Take the data below and filter it for lines containing the word "JSON"; show each line found.

[Collection entries]
BEGIN

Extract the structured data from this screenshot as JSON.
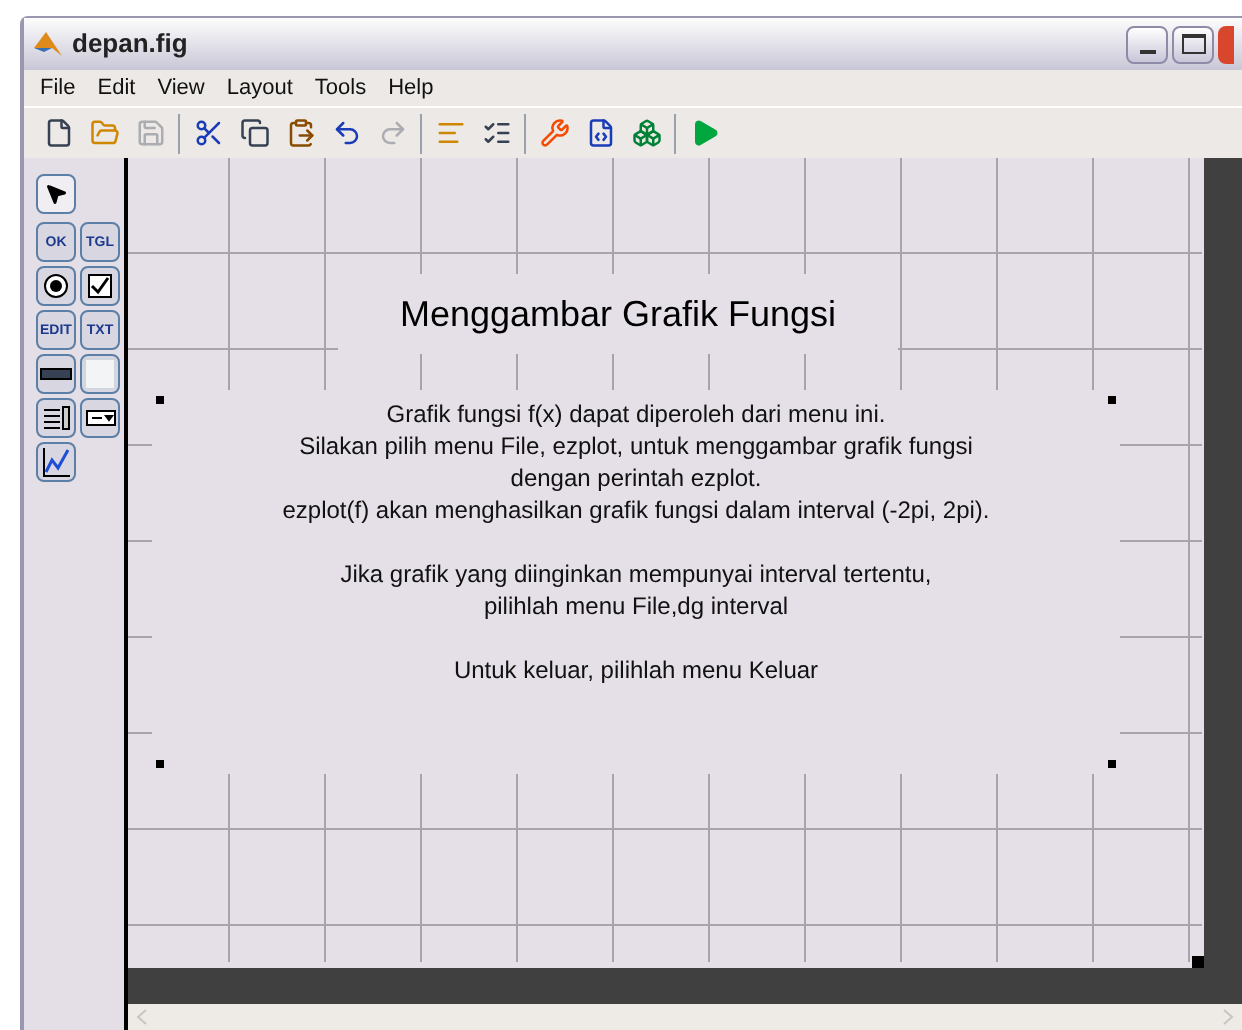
{
  "window": {
    "title": "depan.fig"
  },
  "menu": [
    {
      "label": "File"
    },
    {
      "label": "Edit"
    },
    {
      "label": "View"
    },
    {
      "label": "Layout"
    },
    {
      "label": "Tools"
    },
    {
      "label": "Help"
    }
  ],
  "toolbar": [
    {
      "kind": "new",
      "disabled": false
    },
    {
      "kind": "open",
      "disabled": false
    },
    {
      "kind": "save",
      "disabled": true
    },
    {
      "kind": "sep"
    },
    {
      "kind": "cut",
      "disabled": false
    },
    {
      "kind": "copy",
      "disabled": false
    },
    {
      "kind": "paste",
      "disabled": false
    },
    {
      "kind": "undo",
      "disabled": false
    },
    {
      "kind": "redo",
      "disabled": true
    },
    {
      "kind": "sep"
    },
    {
      "kind": "align",
      "disabled": false
    },
    {
      "kind": "menu-editor",
      "disabled": false
    },
    {
      "kind": "sep"
    },
    {
      "kind": "property",
      "disabled": false
    },
    {
      "kind": "mfile",
      "disabled": false
    },
    {
      "kind": "browser",
      "disabled": false
    },
    {
      "kind": "sep"
    },
    {
      "kind": "run",
      "disabled": false
    }
  ],
  "palette": [
    {
      "kind": "pointer",
      "selected": true
    },
    {
      "kind": "text",
      "label": "OK",
      "selected": false
    },
    {
      "kind": "text",
      "label": "TGL",
      "selected": false
    },
    {
      "kind": "radio",
      "selected": false
    },
    {
      "kind": "checkbox",
      "selected": false
    },
    {
      "kind": "text",
      "label": "EDIT",
      "selected": false
    },
    {
      "kind": "text",
      "label": "TXT",
      "selected": false
    },
    {
      "kind": "slider",
      "selected": false
    },
    {
      "kind": "frame",
      "selected": false
    },
    {
      "kind": "listbox",
      "selected": false
    },
    {
      "kind": "popup",
      "selected": false
    },
    {
      "kind": "axes",
      "selected": false
    }
  ],
  "canvas": {
    "title": "Menggambar Grafik Fungsi",
    "paragraphs": [
      [
        "Grafik fungsi f(x) dapat diperoleh dari menu ini.",
        "Silakan pilih menu File, ezplot, untuk menggambar grafik fungsi",
        "dengan perintah ezplot.",
        "ezplot(f) akan menghasilkan grafik fungsi dalam interval (-2pi, 2pi)."
      ],
      [
        "Jika grafik yang diinginkan mempunyai interval tertentu,",
        "pilihlah menu File,dg interval"
      ],
      [
        "Untuk keluar, pilihlah menu Keluar"
      ]
    ]
  }
}
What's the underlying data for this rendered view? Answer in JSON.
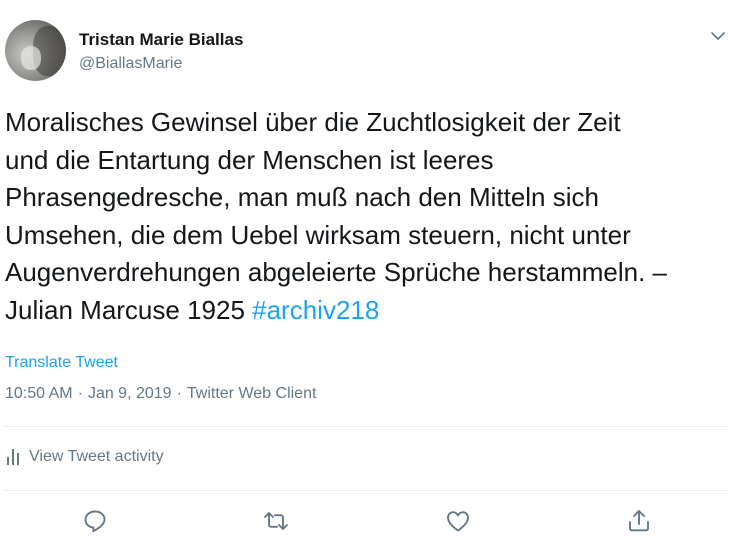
{
  "author": {
    "display_name": "Tristan Marie Biallas",
    "handle": "@BiallasMarie"
  },
  "tweet": {
    "text_before_hashtag": "Moralisches Gewinsel über die Zuchtlosigkeit der Zeit\nund die Entartung der Menschen ist leeres\nPhrasengedresche, man muß nach den Mitteln sich\nUmsehen, die dem Uebel wirksam steuern, nicht unter\nAugenverdrehungen abgeleierte Sprüche herstammeln. –\nJulian Marcuse 1925 ",
    "hashtag": "#archiv218"
  },
  "translate_label": "Translate Tweet",
  "meta": {
    "time": "10:50 AM",
    "separator": "·",
    "date": "Jan 9, 2019",
    "client": "Twitter Web Client"
  },
  "activity_label": "View Tweet activity",
  "icons": {
    "more": "chevron-down-icon",
    "reply": "reply-icon",
    "retweet": "retweet-icon",
    "like": "heart-icon",
    "share": "share-icon",
    "activity": "bar-chart-icon"
  },
  "colors": {
    "accent": "#1da1f2",
    "text": "#14171a",
    "secondary": "#657786",
    "divider": "#e6ecf0"
  }
}
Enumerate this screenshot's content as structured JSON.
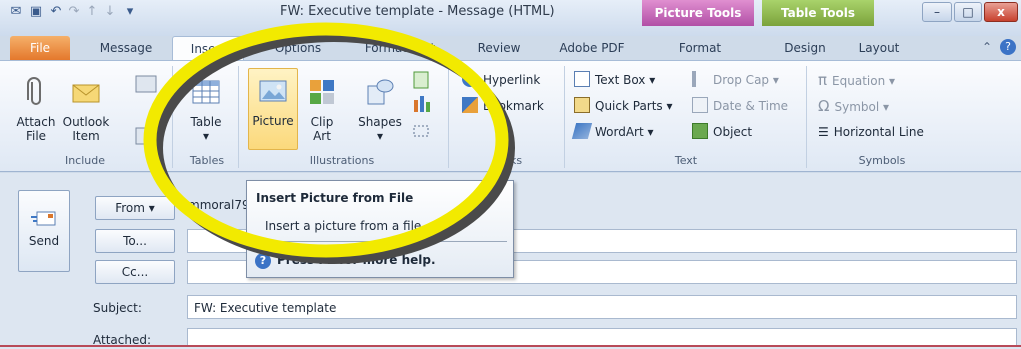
{
  "window": {
    "title": "FW: Executive template - Message (HTML)",
    "context_tabs": [
      "Picture Tools",
      "Table Tools"
    ],
    "controls": {
      "minimize": "–",
      "maximize": "□",
      "close": "x"
    }
  },
  "tabs": [
    "File",
    "Message",
    "Insert",
    "Options",
    "Format Text",
    "Review",
    "Adobe PDF",
    "Format",
    "Design",
    "Layout"
  ],
  "ribbon": {
    "include": {
      "label": "Include",
      "attach_file": [
        "Attach",
        "File"
      ],
      "outlook_item": [
        "Outlook",
        "Item"
      ]
    },
    "tables": {
      "label": "Tables",
      "table": "Table"
    },
    "illustrations": {
      "label": "Illustrations",
      "picture": "Picture",
      "clip_art": [
        "Clip",
        "Art"
      ],
      "shapes": "Shapes"
    },
    "links": {
      "label": "Links",
      "hyperlink": "Hyperlink",
      "bookmark": "Bookmark"
    },
    "text": {
      "label": "Text",
      "text_box": "Text Box",
      "quick_parts": "Quick Parts",
      "wordart": "WordArt",
      "drop_cap": "Drop Cap",
      "date_time": "Date & Time",
      "object": "Object"
    },
    "symbols": {
      "label": "Symbols",
      "equation": "Equation",
      "symbol": "Symbol",
      "horizontal_line": "Horizontal Line"
    }
  },
  "message": {
    "send": "Send",
    "from_label": "From",
    "from_value": "mmoral79",
    "to_label": "To...",
    "cc_label": "Cc...",
    "subject_label": "Subject:",
    "subject_value": "FW: Executive template",
    "attached_label": "Attached:"
  },
  "tooltip": {
    "title": "Insert Picture from File",
    "description": "Insert a picture from a file.",
    "help": "Press F1 for more help."
  },
  "colors": {
    "highlight_ellipse": "#f2ea00",
    "ellipse_shadow": "#4a4a4a",
    "file_tab": "#e4782c",
    "picture_tools": "#b14fa6",
    "table_tools": "#7ba23b"
  }
}
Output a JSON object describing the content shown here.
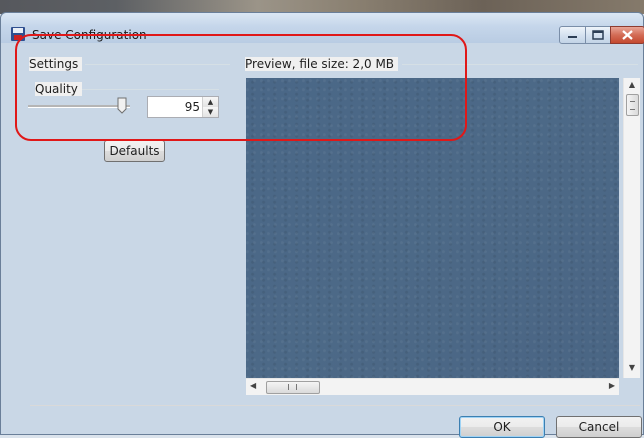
{
  "window": {
    "title": "Save Configuration",
    "icon": "save-icon",
    "controls": {
      "minimize": "minimize-icon",
      "maximize": "maximize-icon",
      "close": "close-icon"
    }
  },
  "settings": {
    "group_label": "Settings",
    "quality": {
      "label": "Quality",
      "value": "95",
      "slider_level": 0.95
    },
    "defaults_button": "Defaults"
  },
  "preview": {
    "label": "Preview, file size: 2,0 MB",
    "scrollbar_h_grip": "III"
  },
  "footer": {
    "ok_label": "OK",
    "cancel_label": "Cancel"
  },
  "colors": {
    "annotation": "#e01818",
    "preview_bg": "#4b6786",
    "close_button": "#c4492f"
  }
}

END

**Answer to this problem:**
Extract the structured data from this screenshot as JSON.
What's the underlying data for this rendered view? Answer in JSON.
Enumerate this screenshot's content as structured JSON.
Output a JSON object describing the content shown here.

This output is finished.